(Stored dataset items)

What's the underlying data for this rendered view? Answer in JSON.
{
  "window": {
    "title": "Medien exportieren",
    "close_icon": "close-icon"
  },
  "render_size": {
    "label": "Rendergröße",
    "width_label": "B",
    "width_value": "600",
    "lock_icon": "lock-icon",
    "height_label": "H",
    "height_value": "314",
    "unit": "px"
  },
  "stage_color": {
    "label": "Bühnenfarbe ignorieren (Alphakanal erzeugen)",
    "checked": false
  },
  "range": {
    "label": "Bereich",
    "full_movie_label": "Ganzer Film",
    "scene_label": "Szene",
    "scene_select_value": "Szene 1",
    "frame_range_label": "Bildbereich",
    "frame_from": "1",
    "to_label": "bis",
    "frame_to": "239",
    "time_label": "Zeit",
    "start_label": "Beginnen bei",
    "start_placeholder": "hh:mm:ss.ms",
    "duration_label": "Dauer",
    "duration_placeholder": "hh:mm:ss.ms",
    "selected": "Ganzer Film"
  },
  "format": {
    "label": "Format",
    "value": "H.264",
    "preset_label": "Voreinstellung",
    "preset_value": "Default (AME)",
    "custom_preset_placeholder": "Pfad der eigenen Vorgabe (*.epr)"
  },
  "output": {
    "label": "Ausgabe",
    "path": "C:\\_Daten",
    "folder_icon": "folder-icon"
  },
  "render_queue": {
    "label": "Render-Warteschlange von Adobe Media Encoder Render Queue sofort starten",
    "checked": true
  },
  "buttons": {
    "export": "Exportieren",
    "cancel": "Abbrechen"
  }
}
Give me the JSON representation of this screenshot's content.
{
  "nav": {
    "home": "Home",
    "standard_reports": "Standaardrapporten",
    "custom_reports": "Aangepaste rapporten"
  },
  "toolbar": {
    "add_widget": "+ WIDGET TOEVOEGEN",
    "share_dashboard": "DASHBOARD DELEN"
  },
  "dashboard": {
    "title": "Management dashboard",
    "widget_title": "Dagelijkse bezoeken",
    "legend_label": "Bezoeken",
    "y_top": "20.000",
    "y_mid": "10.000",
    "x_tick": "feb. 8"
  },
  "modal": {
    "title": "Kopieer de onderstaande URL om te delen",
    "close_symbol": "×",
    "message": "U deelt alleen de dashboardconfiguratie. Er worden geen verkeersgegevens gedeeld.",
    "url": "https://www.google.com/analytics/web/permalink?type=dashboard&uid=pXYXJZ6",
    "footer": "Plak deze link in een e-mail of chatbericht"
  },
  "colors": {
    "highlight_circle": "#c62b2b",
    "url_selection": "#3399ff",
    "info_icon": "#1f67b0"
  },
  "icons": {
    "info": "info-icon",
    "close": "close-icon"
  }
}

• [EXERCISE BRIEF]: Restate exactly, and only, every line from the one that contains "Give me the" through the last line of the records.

• [RESULT OF THIS EXERCISE]:
Give me the JSON representation of this screenshot's content.
{
  "nav": {
    "home": "Home",
    "standard_reports": "Standaardrapporten",
    "custom_reports": "Aangepaste rapporten"
  },
  "toolbar": {
    "add_widget": "+ WIDGET TOEVOEGEN",
    "share_dashboard": "DASHBOARD DELEN"
  },
  "dashboard": {
    "title": "Management dashboard",
    "widget_title": "Dagelijkse bezoeken",
    "legend_label": "Bezoeken",
    "y_top": "20.000",
    "y_mid": "10.000",
    "x_tick": "feb. 8"
  },
  "modal": {
    "title": "Kopieer de onderstaande URL om te delen",
    "close_symbol": "×",
    "message": "U deelt alleen de dashboardconfiguratie. Er worden geen verkeersgegevens gedeeld.",
    "url": "https://www.google.com/analytics/web/permalink?type=dashboard&uid=pXYXJZ6",
    "footer": "Plak deze link in een e-mail of chatbericht"
  },
  "colors": {
    "highlight_circle": "#c62b2b",
    "url_selection": "#3399ff",
    "info_icon": "#1f67b0"
  },
  "icons": {
    "info": "info-icon",
    "close": "close-icon"
  }
}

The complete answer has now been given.